I am definitely no stranger to the experience of being at a dance and knowing none of the lyrics to the songs that are playing. My familiarity with American pop music is limited, to say the least. Still, there is no moment at an American dance that has felt quite like the final few songs at the St Catz “Entz” on Friday night. Entz (which is short for Enterntainment, not for walking trees) is a party that Catz holds every fortnight, with a theme (this one was Rio Carnival), costumes, music, drinks at the student bar, dancing, snacks, and, of course, the final song “Angels,” by Robbie Williams (https://www.youtube.com/watch?v=luwAMFcc2f8).
I had never heard this song before. Apparently, it is basically the St Catz anthem. At the end of every Entz around 2 in the morning, this song plays, and everyone heads to the dance floor and hugs each other and sways and sings along at the top of their lungs. Even those who are barely still standing somehow manage to belt out every single word. As I stood arm in arm with a group composed partially of British students and partially of other confused visiting students, I couldn’t help cracking up at how absolutely foreign it felt. And yet, by the last verse, I was able to hold back my laughter and (more or less) sing along.
To be honest, when we talked about culture shock back at Whitman, I didn’t think it would apply to me. I figured, I’m going to an English-speaking country, I consume half of my media from this country already, and sometimes I feel more connected with it than with America; I’m not going to have a honeymoon phase, or suddenly experience frustration or any of that. I was wrong.
There are some things that are eerily similar to the U.S. For instance, on the stereo in this nice little British bookstore café right now, Taylor Swift’s “Blank Space” is playing. Chipotle, Domino’s, Starbucks, and dozens of other American chain restaurants are on the streets here. I haven’t even had to struggle much with the language– Americanisms that may have sounded out of place in the U.K. several years ago are now relatively common.
But there are some things that definitely feel different and new and exciting. It cannot be denied that the architecture here is stunning. I can’t help beaming when I walk into my favorite bookstore and see an entire shelf dedicated to Tolkien. The pubs are so much fun– unlike bars in America (which I not not even allowed into– for 3 more days, at least), pubs are cozy, low-key, very social places for people to meet up for dinner and a drink, or catch up with a group of friends. And I could not imagine any college in America having a student bar in the common area.

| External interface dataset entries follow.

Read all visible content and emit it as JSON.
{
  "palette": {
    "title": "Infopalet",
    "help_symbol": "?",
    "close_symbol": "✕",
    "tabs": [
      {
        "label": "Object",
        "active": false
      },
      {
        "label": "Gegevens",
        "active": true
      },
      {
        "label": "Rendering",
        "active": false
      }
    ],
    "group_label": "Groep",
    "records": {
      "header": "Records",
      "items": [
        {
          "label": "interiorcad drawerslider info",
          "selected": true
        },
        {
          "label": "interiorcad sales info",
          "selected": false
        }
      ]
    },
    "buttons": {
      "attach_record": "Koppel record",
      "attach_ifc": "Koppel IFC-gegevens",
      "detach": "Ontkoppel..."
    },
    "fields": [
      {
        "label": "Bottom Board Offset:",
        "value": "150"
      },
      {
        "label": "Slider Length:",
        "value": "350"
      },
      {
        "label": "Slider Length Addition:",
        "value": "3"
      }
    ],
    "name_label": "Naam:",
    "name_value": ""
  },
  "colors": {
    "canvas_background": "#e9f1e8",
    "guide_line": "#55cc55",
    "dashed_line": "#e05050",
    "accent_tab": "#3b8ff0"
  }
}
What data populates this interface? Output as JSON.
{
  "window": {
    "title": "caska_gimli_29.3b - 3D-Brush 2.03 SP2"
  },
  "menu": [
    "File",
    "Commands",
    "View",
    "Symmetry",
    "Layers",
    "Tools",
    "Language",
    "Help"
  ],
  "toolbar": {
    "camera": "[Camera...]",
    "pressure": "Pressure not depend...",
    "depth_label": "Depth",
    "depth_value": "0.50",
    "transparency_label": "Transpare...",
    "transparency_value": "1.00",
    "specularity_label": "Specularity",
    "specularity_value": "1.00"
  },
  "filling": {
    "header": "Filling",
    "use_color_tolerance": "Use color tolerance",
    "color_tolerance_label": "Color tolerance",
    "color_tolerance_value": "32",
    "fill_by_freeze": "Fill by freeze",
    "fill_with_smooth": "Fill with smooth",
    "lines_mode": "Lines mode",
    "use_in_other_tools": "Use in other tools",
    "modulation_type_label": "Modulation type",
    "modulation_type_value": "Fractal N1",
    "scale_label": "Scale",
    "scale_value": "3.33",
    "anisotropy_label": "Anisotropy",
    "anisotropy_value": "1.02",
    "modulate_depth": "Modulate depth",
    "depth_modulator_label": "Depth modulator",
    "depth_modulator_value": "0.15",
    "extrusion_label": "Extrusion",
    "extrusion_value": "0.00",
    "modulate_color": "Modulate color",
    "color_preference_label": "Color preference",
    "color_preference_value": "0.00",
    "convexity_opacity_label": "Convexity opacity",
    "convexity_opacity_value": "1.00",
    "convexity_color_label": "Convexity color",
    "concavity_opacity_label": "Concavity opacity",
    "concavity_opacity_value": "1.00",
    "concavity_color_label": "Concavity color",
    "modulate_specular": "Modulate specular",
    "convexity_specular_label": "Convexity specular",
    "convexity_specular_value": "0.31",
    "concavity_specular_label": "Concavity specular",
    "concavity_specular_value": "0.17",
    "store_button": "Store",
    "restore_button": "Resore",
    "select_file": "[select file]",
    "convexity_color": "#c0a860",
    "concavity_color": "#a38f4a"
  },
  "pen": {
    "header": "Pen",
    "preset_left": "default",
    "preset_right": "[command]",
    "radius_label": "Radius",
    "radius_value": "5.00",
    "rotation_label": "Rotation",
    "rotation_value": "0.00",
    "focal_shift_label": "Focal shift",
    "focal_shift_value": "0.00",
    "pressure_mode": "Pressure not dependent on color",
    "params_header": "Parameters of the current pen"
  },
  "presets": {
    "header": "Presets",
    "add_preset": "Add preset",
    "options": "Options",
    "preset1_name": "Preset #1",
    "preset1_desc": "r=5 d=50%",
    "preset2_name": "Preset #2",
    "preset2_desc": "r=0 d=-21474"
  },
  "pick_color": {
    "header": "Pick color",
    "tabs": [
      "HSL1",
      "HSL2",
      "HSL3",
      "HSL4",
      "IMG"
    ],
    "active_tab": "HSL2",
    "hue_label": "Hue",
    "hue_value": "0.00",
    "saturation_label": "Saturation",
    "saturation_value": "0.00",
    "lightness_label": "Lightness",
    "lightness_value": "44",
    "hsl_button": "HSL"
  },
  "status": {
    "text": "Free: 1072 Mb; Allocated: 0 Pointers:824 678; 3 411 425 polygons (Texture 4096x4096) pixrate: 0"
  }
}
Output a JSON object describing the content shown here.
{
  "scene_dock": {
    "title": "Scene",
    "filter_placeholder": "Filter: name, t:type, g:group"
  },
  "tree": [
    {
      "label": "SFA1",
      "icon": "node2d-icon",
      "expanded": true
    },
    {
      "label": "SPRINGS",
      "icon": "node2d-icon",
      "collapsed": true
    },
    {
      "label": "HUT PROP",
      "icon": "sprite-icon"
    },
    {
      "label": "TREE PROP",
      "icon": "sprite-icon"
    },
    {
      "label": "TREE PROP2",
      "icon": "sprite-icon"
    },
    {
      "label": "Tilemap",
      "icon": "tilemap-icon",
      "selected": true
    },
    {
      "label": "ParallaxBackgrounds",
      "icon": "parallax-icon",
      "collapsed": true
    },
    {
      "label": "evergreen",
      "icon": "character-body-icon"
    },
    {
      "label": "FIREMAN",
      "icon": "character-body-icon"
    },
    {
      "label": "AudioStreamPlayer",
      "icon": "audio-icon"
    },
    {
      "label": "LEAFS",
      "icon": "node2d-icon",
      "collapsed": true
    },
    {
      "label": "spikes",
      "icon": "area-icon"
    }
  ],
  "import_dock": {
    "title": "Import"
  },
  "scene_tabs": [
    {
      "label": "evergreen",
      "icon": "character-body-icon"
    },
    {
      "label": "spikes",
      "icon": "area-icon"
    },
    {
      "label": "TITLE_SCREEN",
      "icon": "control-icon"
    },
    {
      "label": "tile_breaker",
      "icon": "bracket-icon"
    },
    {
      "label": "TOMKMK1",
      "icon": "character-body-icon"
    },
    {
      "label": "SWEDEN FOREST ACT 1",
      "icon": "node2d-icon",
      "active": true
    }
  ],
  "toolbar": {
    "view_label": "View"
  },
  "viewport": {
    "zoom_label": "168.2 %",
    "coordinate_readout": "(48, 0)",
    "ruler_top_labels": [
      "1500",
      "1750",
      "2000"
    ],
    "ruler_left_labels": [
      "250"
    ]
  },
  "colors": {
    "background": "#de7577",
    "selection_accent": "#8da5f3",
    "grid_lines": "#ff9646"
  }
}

I like the freedom here. I like that I have almost no class time, and while at home my days are filled with obligations from the moment I wake up until I turn off the light to go to sleep, here I wake up each day and get to decide to do… whatever I want.
But that same freedom, exciting for the first few days, has also begun to grow difficult. I’m used to being constantly active; now I actually have free time, and it is a little terrifying. I miss the sense of obligation that comes from being involved. I’ve gone to a couple student group meetings, but nothing yet that has begun to feel like a community, like somewhere I can feel a sense of purpose.

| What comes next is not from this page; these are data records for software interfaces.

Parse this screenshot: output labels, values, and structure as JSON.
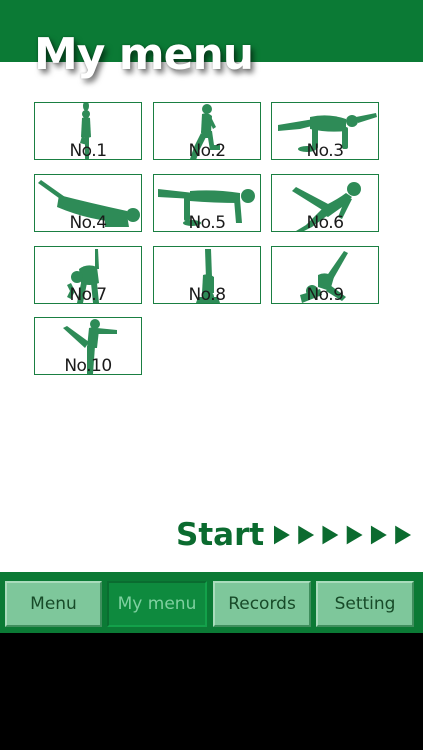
{
  "header": {
    "title": "My menu"
  },
  "exercises": [
    {
      "label": "No.1"
    },
    {
      "label": "No.2"
    },
    {
      "label": "No.3"
    },
    {
      "label": "No.4"
    },
    {
      "label": "No.5"
    },
    {
      "label": "No.6"
    },
    {
      "label": "No.7"
    },
    {
      "label": "No.8"
    },
    {
      "label": "No.9"
    },
    {
      "label": "No.10"
    }
  ],
  "start": {
    "label": "Start",
    "arrow_count": 6
  },
  "tabs": [
    {
      "label": "Menu",
      "active": false
    },
    {
      "label": "My menu",
      "active": true
    },
    {
      "label": "Records",
      "active": false
    },
    {
      "label": "Setting",
      "active": false
    }
  ],
  "colors": {
    "brand_green": "#0b7a35",
    "tab_idle": "#7ec79b",
    "tab_active": "#0e8a3e",
    "figure": "#2e8b57"
  },
  "icons": [
    "play-arrow-icon"
  ]
}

So, I have experienced a bit of a honeymoon phase, and I have also experienced some frustration. IFSA-Butler, our program, told us that the U.K. was far more progressive than the U.S., what with their healthcare system, attitude towards gay rights, actually having had a female Prime Minister, and so on. I generally had the same expectation before coming here, so I was surprised by the ways in which home (and, granted, I come from San Francisco) seemed less conservative: internet censorship, at least at the college, seems to be present; gendered marketing seems somehow even more of a thing here (I can’t tell you how many items I have seen that specify “FOR MEN.” My roommate went out to buy tissues and came back with a box of “man-sized!” tissues); sexuality does not seem to be a topic frequently discussed openly unless I am within a group of other American students. And oh my goodness, this is a passive-aggressive culture. To be blunt and confront a problem up front is generally considered impolite, so repressing one’s anger and leaving hints seems to be the norm.
Case in point of passive-aggression, this note was posted on our staircase bulletin board:
(of course this wasn’t our toilet… *ahem*)
This all, of course, is only my experience in the first week or so, and I will probably find that my impressions change as time goes on.
The adjustment phase is beginning, too, I think, though I’m sure it will all be mixed up with frustration and excitement. I’ve started to develop a pattern of working during the day and relaxing or socializing at night. I’ve gotten settled in enough that I actually have time to check in with people back at home. I no longer get lost every time I leave my college’s campus and head into town. I’ve even mastered the bus route to my primary tutorial! And maybe in a couple more Entz, I’ll know all the words to “Angels.”